▶ _GIVEN RECORDS_

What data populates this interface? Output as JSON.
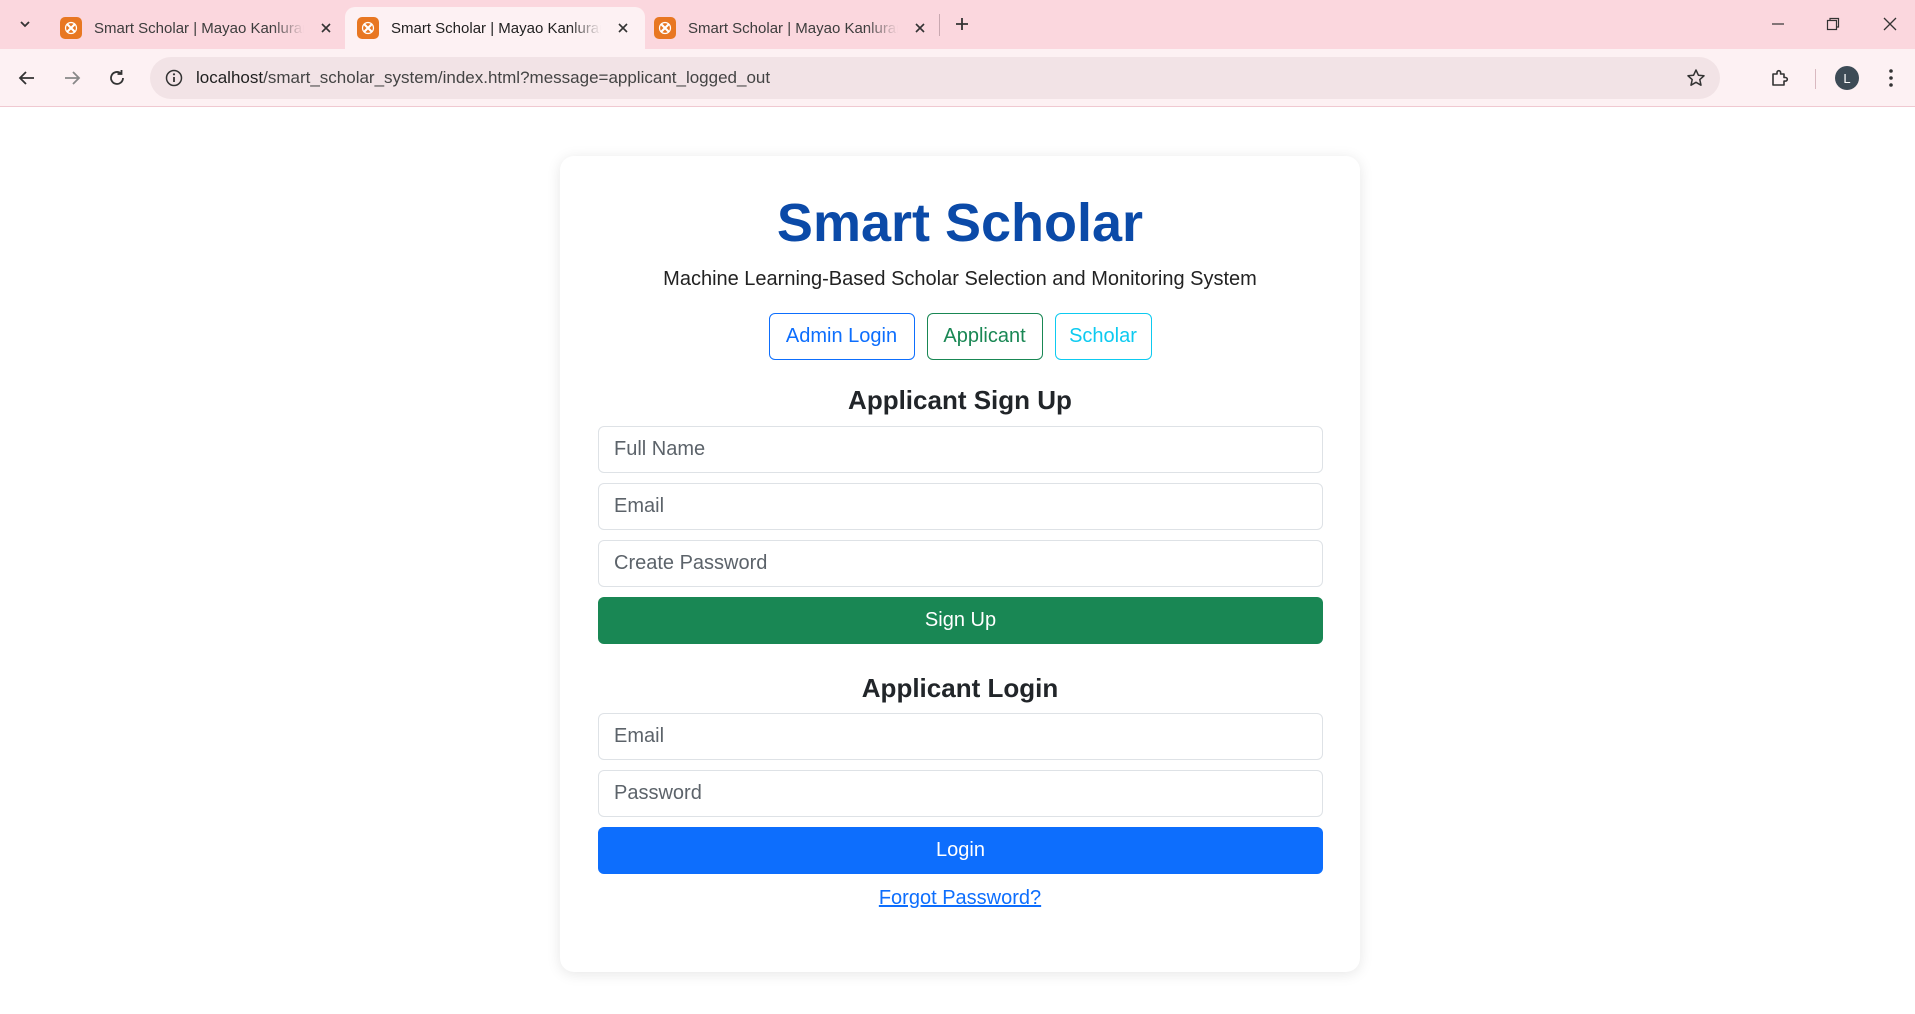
{
  "browser": {
    "tabs": [
      {
        "title": "Smart Scholar | Mayao Kanluran"
      },
      {
        "title": "Smart Scholar | Mayao Kanluran"
      },
      {
        "title": "Smart Scholar | Mayao Kanluran"
      }
    ],
    "url_host": "localhost",
    "url_path": "/smart_scholar_system/index.html?message=applicant_logged_out",
    "profile_initial": "L"
  },
  "page": {
    "title": "Smart Scholar",
    "subtitle": "Machine Learning-Based Scholar Selection and Monitoring System",
    "role_buttons": {
      "admin": "Admin Login",
      "applicant": "Applicant",
      "scholar": "Scholar"
    },
    "signup": {
      "heading": "Applicant Sign Up",
      "fullname_placeholder": "Full Name",
      "email_placeholder": "Email",
      "password_placeholder": "Create Password",
      "button": "Sign Up"
    },
    "login": {
      "heading": "Applicant Login",
      "email_placeholder": "Email",
      "password_placeholder": "Password",
      "button": "Login"
    },
    "forgot_link": "Forgot Password?"
  }
}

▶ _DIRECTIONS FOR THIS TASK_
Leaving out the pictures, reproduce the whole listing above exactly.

▶ _OUTPUT FOR THIS TASK_
What data populates this interface? Output as JSON.
{
  "browser": {
    "tabs": [
      {
        "title": "Smart Scholar | Mayao Kanluran"
      },
      {
        "title": "Smart Scholar | Mayao Kanluran"
      },
      {
        "title": "Smart Scholar | Mayao Kanluran"
      }
    ],
    "url_host": "localhost",
    "url_path": "/smart_scholar_system/index.html?message=applicant_logged_out",
    "profile_initial": "L"
  },
  "page": {
    "title": "Smart Scholar",
    "subtitle": "Machine Learning-Based Scholar Selection and Monitoring System",
    "role_buttons": {
      "admin": "Admin Login",
      "applicant": "Applicant",
      "scholar": "Scholar"
    },
    "signup": {
      "heading": "Applicant Sign Up",
      "fullname_placeholder": "Full Name",
      "email_placeholder": "Email",
      "password_placeholder": "Create Password",
      "button": "Sign Up"
    },
    "login": {
      "heading": "Applicant Login",
      "email_placeholder": "Email",
      "password_placeholder": "Password",
      "button": "Login"
    },
    "forgot_link": "Forgot Password?"
  }
}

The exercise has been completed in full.